** The task **
The response must match the data below exactly, line for line.

** Material supplied **
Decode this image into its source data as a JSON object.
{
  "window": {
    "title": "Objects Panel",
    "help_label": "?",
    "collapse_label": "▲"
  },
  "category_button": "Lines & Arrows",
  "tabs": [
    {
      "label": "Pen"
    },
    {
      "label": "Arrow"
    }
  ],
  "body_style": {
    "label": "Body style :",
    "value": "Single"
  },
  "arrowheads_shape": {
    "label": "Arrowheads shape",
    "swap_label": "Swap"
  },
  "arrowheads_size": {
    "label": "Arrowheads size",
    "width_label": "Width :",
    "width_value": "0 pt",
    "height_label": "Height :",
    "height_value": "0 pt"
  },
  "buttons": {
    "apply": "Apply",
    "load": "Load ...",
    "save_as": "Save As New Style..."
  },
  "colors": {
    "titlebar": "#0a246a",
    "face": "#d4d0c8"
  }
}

** Answer space **
Decode this image into its source data as a JSON object.
{
  "window": {
    "title": "Objects Panel",
    "help_label": "?",
    "collapse_label": "▲"
  },
  "category_button": "Lines & Arrows",
  "tabs": [
    {
      "label": "Pen"
    },
    {
      "label": "Arrow"
    }
  ],
  "body_style": {
    "label": "Body style :",
    "value": "Single"
  },
  "arrowheads_shape": {
    "label": "Arrowheads shape",
    "swap_label": "Swap"
  },
  "arrowheads_size": {
    "label": "Arrowheads size",
    "width_label": "Width :",
    "width_value": "0 pt",
    "height_label": "Height :",
    "height_value": "0 pt"
  },
  "buttons": {
    "apply": "Apply",
    "load": "Load ...",
    "save_as": "Save As New Style..."
  },
  "colors": {
    "titlebar": "#0a246a",
    "face": "#d4d0c8"
  }
}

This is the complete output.